With numbers like these, it’s safe to assume that a substantial portion of these gamers are young people.
Kids today, just like adults, are more sedentary, glued to videogames and every tech gadget with a screen. And we are all paying the costs as obesity-related health-care expenses skyrocket, writes Mark McKinnon in The Daily Beast.
But it’s not just obesity that we need to think about when it comes to our kids and gaming. Potential musculoskeletal-related issues must be considered too.
It’s important to remember that gaming is computer time which means that the rules around safe ergonomics, computing and long hours of sitting must be applied to gaming too. This is especially true for young people who will spend many more years of their lives sitting, computing and gaming than their parent’s generation did.
Time spent gaming must be included in a young person’s total computer time for the day. Breaks are critical, especially as gaming is likely to be done while sitting in awkward positions for long periods without stopping. And breaks should involve moving in some way, not more sitting.
It’s time parents and young people are made aware of the potential musculoskeletal issues that can arise from long periods of static, awkward computer postures whether they are done at school, at home, on the bus, or lounging with Grand Theft Auto on the couch.
We should also encourage game makers to build in an automatic save every time the player wants to stop gaming. This way, they can stop playing immediately, rather than having to play through to the next save point.

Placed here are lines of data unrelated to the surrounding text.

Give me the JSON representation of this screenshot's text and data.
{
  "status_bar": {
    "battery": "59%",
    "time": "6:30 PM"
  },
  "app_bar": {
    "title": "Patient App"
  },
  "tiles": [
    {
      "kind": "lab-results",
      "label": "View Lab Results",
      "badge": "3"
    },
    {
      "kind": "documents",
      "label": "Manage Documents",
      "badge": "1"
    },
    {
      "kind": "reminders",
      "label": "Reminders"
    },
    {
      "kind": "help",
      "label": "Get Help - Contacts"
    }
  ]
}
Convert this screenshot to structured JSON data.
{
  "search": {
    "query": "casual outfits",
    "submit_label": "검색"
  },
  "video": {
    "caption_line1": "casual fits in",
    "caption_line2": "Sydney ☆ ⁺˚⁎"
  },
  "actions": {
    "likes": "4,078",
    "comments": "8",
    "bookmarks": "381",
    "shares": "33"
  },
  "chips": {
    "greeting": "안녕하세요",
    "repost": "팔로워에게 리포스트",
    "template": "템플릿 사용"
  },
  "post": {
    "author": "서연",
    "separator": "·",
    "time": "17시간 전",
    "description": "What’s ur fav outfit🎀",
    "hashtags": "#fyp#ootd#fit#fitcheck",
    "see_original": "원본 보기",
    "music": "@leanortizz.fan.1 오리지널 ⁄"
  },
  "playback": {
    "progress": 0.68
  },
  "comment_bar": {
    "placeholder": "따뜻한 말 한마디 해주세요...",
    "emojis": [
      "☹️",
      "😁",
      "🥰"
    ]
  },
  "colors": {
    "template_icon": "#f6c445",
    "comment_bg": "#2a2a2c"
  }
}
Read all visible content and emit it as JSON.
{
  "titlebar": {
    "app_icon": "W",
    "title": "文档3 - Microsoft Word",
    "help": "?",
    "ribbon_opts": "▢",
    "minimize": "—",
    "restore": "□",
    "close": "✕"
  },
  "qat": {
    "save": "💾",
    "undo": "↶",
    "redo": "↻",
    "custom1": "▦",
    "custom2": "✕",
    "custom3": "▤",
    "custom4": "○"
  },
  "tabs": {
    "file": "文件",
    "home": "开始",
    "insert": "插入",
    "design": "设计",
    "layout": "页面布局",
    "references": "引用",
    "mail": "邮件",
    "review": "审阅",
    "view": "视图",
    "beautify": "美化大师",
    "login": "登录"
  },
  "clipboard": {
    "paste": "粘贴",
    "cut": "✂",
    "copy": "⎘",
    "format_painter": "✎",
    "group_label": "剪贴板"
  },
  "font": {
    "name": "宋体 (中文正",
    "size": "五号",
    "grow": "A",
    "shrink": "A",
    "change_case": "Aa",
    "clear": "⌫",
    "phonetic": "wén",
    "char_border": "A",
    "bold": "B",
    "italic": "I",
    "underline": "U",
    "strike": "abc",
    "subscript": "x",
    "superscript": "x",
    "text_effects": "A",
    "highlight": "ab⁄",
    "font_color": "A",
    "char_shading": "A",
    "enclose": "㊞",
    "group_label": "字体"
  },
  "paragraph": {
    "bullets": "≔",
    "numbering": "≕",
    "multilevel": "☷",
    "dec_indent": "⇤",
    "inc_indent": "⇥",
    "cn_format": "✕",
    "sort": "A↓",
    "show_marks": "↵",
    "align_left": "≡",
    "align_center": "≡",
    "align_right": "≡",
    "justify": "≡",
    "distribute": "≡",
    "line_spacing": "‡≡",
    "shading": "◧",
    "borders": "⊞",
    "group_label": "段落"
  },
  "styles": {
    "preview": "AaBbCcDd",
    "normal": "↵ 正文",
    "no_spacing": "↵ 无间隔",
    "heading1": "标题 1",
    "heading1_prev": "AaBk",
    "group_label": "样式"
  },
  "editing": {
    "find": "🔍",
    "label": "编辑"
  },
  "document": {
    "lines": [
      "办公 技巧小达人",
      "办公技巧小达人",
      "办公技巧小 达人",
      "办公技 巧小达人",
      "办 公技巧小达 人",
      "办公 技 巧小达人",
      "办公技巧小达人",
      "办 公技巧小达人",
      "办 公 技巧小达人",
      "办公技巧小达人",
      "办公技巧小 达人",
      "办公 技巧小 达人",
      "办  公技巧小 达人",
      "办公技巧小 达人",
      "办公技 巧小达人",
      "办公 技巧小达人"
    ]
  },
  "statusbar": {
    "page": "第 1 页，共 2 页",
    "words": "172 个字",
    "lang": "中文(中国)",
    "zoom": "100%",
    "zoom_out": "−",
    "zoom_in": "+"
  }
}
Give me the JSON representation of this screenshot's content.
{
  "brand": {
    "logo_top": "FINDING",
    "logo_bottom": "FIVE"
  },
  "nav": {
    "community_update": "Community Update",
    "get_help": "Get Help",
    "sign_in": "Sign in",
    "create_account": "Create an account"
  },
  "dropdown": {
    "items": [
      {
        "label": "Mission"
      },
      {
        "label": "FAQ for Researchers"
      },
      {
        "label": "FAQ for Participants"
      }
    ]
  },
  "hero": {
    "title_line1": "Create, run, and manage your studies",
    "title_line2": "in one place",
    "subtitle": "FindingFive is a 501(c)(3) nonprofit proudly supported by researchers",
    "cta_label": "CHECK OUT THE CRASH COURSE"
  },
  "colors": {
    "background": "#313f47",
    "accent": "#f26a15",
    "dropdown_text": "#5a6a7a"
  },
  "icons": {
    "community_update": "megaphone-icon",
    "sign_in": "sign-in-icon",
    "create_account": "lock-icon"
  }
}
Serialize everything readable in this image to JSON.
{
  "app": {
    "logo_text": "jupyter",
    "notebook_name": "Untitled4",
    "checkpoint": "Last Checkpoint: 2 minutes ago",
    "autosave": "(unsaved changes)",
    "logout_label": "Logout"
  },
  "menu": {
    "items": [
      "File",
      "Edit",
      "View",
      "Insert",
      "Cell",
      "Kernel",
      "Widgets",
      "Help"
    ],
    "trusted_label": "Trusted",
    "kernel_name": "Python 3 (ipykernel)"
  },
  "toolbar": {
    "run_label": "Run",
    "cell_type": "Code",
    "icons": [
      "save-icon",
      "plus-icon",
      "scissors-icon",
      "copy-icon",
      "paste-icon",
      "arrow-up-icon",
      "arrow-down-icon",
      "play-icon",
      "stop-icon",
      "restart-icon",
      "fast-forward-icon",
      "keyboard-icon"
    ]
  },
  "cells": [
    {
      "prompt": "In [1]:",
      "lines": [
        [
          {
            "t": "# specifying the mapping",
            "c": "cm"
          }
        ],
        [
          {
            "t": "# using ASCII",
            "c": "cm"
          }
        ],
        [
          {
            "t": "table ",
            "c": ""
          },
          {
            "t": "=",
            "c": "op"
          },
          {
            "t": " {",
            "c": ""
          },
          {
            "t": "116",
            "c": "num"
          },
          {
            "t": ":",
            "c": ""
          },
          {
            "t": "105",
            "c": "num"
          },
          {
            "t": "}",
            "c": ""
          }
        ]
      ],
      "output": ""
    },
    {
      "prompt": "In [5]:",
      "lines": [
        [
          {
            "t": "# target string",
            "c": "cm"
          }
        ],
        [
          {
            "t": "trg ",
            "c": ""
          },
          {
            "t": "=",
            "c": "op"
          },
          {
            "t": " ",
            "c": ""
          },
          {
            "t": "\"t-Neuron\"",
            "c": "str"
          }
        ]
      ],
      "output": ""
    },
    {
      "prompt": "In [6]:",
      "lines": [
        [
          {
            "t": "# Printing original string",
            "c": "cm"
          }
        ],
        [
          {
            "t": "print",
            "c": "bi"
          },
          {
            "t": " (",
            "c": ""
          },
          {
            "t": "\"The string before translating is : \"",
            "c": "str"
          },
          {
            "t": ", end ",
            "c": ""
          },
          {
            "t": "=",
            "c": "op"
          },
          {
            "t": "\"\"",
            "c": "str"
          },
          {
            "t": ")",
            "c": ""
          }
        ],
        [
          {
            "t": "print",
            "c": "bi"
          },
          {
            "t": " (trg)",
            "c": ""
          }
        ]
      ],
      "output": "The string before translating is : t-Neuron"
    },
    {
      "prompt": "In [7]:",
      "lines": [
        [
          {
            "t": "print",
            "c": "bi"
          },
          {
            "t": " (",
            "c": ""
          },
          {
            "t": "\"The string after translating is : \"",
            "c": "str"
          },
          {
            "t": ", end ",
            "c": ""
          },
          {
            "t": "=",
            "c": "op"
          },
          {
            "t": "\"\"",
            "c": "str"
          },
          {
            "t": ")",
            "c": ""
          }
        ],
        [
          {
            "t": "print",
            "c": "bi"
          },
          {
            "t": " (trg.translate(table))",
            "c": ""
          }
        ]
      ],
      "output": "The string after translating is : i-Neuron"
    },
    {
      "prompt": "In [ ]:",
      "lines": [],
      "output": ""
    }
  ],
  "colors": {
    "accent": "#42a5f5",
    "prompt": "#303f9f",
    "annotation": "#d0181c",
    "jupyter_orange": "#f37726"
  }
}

So, don’t forget to count gaming when thinking about your kids’ total daily computer time. Otherwise, it’ll be ‘game on’ for a lifetime of repetitive strain injuries and back pain.